Props to Erik for the anatomy lesson, and particularly for the insight as to what effect a hit to different parts of the brain might have on a zombie (as opposed to on a living person). I'm going to base my comments on Erik's anatomy analysis but looking towards a tactical application.
I think the basic take-away from Erik's anatomy lesson is, "Shoot a zombie anywhere from the nose up and you stand a good chance of destroying its ability to move." This seems likely based on the diagrams provided, with the caveat that there are a lot of areas that aren't necessarily used by a zombie and so a hit to those areas might have little or no effect.
What I cannot help but thinking of is a line from Return of the Living Dead: "It worked in the movie!" (Referring to NOTLD, when shooting a zombie in the head didn't work.) Obviously speculating on killing zombies is based on extrapolating from a fictional universe but as we've been doing in this thread, it can be done with some logic. Nevertheless, I think it's important to remember that it IS speculation; therefore when the time comes that one of us sees the first zombie coming at us, take nothing for granted.
I would say that, for myself, I plan on aiming at the triangular area encompassing both eyes and the nose, with the points of the triangle being at the outside corners of each eye and at the center of the upper lip. My reason for this is based on the idea of avoiding the thick, domed surface of the skull, which anecdotally I have heard often deflects low-velocity rounds. Also, I have heard this triangular zone, probably analagous to the "T-zone" described above, as the ideal target area on living humans, as well. (Can't recall where I heard this, probably some book on defensive shooting but I don't recall for sure.)
If one or two rounds to this area does not produce the desired effect, I plan on shifting my point of aim slightly higher, to the forehead. It may be for example that from my angle, the rounds are hitting the face in the correct area but passing to the right or left of the cerebellum and brainstem, or that on a zombie it turns out they don't need their cerebellum and brainstem as much as I'd thought. Hopefully if the cerebellum isn't critical the cerebrum is.

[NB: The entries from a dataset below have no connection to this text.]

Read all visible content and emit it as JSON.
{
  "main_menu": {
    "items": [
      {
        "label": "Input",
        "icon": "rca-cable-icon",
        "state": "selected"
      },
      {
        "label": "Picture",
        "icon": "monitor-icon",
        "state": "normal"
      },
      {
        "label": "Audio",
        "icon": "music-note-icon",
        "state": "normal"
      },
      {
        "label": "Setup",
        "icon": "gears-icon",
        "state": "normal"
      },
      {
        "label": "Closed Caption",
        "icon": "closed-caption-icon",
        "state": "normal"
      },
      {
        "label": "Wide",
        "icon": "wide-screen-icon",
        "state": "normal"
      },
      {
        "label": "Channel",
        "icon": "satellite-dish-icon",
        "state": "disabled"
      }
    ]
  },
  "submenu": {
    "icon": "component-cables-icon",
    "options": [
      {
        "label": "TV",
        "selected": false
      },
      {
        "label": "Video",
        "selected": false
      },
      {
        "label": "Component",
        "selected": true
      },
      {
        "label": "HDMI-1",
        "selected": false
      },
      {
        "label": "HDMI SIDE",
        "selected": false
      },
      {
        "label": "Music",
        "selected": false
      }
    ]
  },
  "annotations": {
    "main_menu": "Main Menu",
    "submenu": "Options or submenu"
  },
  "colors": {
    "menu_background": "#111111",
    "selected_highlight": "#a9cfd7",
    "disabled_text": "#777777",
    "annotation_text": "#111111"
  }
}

After the first engagement, of course, I'll remember what worked, and do that first, next time. Assuming, that is, I survive the first engagement.